> Exercise goal
Send back the records exactly as written, with no images.

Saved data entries
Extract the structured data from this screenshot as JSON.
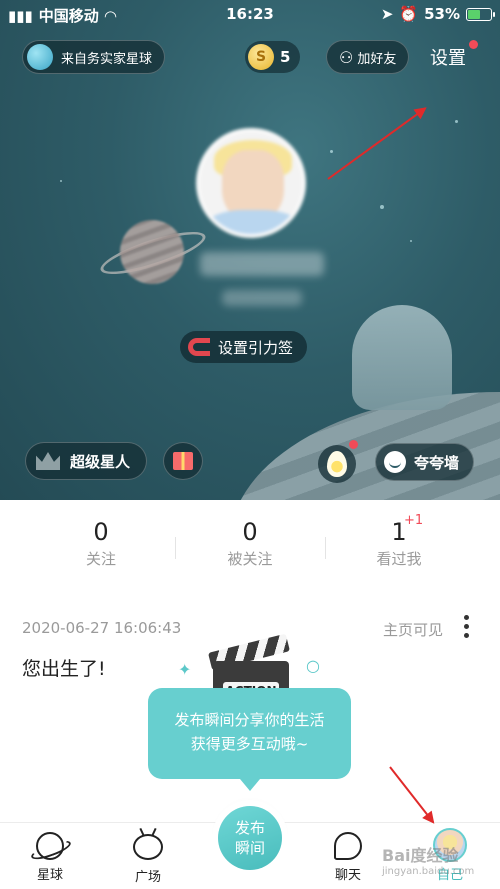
{
  "status_bar": {
    "carrier": "中国移动",
    "time": "16:23",
    "battery": "53%",
    "battery_level": 0.53
  },
  "header": {
    "origin_label": "来自务实家星球",
    "coins": "5",
    "coin_symbol": "S",
    "add_friend": "加好友",
    "settings": "设置"
  },
  "profile": {
    "gravity_tag": "设置引力签",
    "super_star": "超级星人",
    "praise_wall": "夸夸墙"
  },
  "stats": [
    {
      "value": "0",
      "label": "关注"
    },
    {
      "value": "0",
      "label": "被关注"
    },
    {
      "value": "1",
      "label": "看过我",
      "badge": "+1"
    }
  ],
  "post": {
    "date": "2020-06-27 16:06:43",
    "visibility": "主页可见",
    "text": "您出生了!"
  },
  "tooltip": {
    "clapper_label": "ACTION",
    "line1": "发布瞬间分享你的生活",
    "line2": "获得更多互动哦~"
  },
  "tabbar": {
    "planet": "星球",
    "square": "广场",
    "publish_line1": "发布",
    "publish_line2": "瞬间",
    "chat": "聊天",
    "me": "自己"
  },
  "watermark": {
    "brand": "Bai度经验",
    "url": "jingyan.baidu.com"
  },
  "colors": {
    "hero_bg": "#2e5c67",
    "accent": "#67cfcf",
    "alert_dot": "#f14b58",
    "annotation_arrow": "#e02a2a"
  }
}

> Response below
Extract the structured data from this screenshot as JSON.
{
  "status_bar": {
    "carrier": "中国移动",
    "time": "16:23",
    "battery": "53%",
    "battery_level": 0.53
  },
  "header": {
    "origin_label": "来自务实家星球",
    "coins": "5",
    "coin_symbol": "S",
    "add_friend": "加好友",
    "settings": "设置"
  },
  "profile": {
    "gravity_tag": "设置引力签",
    "super_star": "超级星人",
    "praise_wall": "夸夸墙"
  },
  "stats": [
    {
      "value": "0",
      "label": "关注"
    },
    {
      "value": "0",
      "label": "被关注"
    },
    {
      "value": "1",
      "label": "看过我",
      "badge": "+1"
    }
  ],
  "post": {
    "date": "2020-06-27 16:06:43",
    "visibility": "主页可见",
    "text": "您出生了!"
  },
  "tooltip": {
    "clapper_label": "ACTION",
    "line1": "发布瞬间分享你的生活",
    "line2": "获得更多互动哦~"
  },
  "tabbar": {
    "planet": "星球",
    "square": "广场",
    "publish_line1": "发布",
    "publish_line2": "瞬间",
    "chat": "聊天",
    "me": "自己"
  },
  "watermark": {
    "brand": "Bai度经验",
    "url": "jingyan.baidu.com"
  },
  "colors": {
    "hero_bg": "#2e5c67",
    "accent": "#67cfcf",
    "alert_dot": "#f14b58",
    "annotation_arrow": "#e02a2a"
  }
}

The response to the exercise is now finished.